Website and app data records:
◆ ◆ ◆ ◆

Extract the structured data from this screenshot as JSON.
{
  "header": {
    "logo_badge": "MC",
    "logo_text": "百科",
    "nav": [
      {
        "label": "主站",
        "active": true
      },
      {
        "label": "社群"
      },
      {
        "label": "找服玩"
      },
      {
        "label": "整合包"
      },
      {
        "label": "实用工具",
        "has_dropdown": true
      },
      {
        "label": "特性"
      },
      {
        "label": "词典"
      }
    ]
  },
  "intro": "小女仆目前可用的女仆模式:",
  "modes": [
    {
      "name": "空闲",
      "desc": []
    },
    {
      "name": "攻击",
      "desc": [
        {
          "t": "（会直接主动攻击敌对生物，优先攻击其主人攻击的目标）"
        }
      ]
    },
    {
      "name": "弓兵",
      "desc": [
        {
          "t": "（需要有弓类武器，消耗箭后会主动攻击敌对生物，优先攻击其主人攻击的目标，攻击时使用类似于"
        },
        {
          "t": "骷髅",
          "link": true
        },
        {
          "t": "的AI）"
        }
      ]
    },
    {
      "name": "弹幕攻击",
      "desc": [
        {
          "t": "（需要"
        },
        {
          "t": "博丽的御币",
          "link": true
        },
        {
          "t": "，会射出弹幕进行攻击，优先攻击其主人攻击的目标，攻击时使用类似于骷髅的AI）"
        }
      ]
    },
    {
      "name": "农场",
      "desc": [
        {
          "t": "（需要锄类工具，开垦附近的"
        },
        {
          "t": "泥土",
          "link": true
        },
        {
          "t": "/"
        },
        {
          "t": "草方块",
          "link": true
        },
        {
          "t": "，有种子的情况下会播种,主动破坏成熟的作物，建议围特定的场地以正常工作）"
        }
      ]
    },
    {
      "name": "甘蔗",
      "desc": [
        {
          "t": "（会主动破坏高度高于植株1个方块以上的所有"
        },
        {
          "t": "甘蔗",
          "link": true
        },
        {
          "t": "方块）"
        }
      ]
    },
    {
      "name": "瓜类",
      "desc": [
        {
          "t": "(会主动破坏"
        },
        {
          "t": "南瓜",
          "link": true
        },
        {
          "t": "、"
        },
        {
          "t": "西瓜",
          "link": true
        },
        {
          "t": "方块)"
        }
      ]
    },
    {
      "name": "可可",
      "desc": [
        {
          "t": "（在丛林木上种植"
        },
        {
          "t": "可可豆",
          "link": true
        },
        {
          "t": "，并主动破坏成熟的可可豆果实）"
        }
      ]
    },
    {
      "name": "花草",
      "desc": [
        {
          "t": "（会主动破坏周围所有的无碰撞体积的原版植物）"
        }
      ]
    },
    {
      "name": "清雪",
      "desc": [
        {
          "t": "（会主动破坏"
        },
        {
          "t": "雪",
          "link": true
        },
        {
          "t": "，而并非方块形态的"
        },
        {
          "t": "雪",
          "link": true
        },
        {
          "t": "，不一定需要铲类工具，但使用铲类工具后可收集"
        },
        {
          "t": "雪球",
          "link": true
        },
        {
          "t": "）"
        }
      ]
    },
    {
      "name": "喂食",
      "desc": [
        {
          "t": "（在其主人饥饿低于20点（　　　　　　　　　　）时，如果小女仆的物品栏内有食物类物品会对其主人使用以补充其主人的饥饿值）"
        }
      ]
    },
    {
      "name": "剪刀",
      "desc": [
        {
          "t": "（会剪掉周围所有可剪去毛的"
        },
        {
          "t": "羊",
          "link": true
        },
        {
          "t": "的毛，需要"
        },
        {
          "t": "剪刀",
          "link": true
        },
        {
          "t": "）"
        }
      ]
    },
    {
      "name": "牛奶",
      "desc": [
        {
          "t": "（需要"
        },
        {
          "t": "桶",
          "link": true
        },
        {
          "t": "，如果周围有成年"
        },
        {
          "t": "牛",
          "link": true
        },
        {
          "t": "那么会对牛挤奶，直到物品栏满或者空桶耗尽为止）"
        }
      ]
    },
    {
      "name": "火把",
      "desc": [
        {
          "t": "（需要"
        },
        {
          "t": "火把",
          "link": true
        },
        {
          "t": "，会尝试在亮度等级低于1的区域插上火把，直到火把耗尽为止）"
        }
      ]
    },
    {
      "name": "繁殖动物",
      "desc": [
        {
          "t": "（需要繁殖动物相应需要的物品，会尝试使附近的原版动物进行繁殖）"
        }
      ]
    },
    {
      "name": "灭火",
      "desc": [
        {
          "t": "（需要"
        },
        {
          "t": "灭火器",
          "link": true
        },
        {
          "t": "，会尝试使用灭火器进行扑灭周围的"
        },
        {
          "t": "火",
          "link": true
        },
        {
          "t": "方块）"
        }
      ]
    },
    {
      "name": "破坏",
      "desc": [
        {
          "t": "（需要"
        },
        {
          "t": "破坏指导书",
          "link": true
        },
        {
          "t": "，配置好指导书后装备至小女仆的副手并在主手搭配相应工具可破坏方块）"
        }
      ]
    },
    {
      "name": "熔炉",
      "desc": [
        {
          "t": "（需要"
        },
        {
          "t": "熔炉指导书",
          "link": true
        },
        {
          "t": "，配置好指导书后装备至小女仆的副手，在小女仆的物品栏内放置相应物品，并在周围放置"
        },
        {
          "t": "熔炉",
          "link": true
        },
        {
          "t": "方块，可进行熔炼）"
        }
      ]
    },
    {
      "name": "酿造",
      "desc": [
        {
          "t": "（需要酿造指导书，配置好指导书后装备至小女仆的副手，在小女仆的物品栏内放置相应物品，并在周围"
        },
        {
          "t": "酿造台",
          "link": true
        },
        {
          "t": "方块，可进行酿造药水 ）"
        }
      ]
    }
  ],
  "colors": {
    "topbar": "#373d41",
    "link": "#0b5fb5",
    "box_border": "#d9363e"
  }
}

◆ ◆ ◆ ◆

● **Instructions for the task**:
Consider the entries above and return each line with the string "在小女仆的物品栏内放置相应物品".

● **Response**:
          "t": "，配置好指导书后装备至小女仆的副手，在小女仆的物品栏内放置相应物品，并在周围放置"
          "t": "（需要酿造指导书，配置好指导书后装备至小女仆的副手，在小女仆的物品栏内放置相应物品，并在周围"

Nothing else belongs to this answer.